What is being asked: The response should consist of every record, reproduced exactly.
%%
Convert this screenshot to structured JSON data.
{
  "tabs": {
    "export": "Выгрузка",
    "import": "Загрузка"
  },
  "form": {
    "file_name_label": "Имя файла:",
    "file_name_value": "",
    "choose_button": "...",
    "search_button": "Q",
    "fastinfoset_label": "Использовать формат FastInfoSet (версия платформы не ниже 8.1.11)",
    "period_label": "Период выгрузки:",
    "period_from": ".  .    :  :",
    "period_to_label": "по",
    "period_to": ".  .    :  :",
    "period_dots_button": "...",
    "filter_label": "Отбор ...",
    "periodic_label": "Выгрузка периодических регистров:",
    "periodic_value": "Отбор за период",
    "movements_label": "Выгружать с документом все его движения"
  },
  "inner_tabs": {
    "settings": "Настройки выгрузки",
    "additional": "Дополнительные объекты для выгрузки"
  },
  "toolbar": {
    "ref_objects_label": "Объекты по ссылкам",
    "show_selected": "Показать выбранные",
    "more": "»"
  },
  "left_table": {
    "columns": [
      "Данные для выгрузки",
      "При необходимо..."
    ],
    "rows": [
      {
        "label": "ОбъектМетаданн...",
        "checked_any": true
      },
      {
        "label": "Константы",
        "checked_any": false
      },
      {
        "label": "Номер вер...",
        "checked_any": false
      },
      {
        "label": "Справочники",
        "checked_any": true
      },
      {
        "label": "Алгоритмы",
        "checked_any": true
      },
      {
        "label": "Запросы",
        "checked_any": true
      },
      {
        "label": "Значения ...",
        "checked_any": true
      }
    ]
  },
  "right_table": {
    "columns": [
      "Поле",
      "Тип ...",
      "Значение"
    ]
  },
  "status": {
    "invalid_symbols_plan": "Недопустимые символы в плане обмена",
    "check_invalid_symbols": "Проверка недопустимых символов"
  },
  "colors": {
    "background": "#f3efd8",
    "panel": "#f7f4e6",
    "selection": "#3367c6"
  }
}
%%
Result below:
Convert this screenshot to structured JSON data.
{
  "tabs": {
    "export": "Выгрузка",
    "import": "Загрузка"
  },
  "form": {
    "file_name_label": "Имя файла:",
    "file_name_value": "",
    "choose_button": "...",
    "search_button": "Q",
    "fastinfoset_label": "Использовать формат FastInfoSet (версия платформы не ниже 8.1.11)",
    "period_label": "Период выгрузки:",
    "period_from": ".  .    :  :",
    "period_to_label": "по",
    "period_to": ".  .    :  :",
    "period_dots_button": "...",
    "filter_label": "Отбор ...",
    "periodic_label": "Выгрузка периодических регистров:",
    "periodic_value": "Отбор за период",
    "movements_label": "Выгружать с документом все его движения"
  },
  "inner_tabs": {
    "settings": "Настройки выгрузки",
    "additional": "Дополнительные объекты для выгрузки"
  },
  "toolbar": {
    "ref_objects_label": "Объекты по ссылкам",
    "show_selected": "Показать выбранные",
    "more": "»"
  },
  "left_table": {
    "columns": [
      "Данные для выгрузки",
      "При необходимо..."
    ],
    "rows": [
      {
        "label": "ОбъектМетаданн...",
        "checked_any": true
      },
      {
        "label": "Константы",
        "checked_any": false
      },
      {
        "label": "Номер вер...",
        "checked_any": false
      },
      {
        "label": "Справочники",
        "checked_any": true
      },
      {
        "label": "Алгоритмы",
        "checked_any": true
      },
      {
        "label": "Запросы",
        "checked_any": true
      },
      {
        "label": "Значения ...",
        "checked_any": true
      }
    ]
  },
  "right_table": {
    "columns": [
      "Поле",
      "Тип ...",
      "Значение"
    ]
  },
  "status": {
    "invalid_symbols_plan": "Недопустимые символы в плане обмена",
    "check_invalid_symbols": "Проверка недопустимых символов"
  },
  "colors": {
    "background": "#f3efd8",
    "panel": "#f7f4e6",
    "selection": "#3367c6"
  }
}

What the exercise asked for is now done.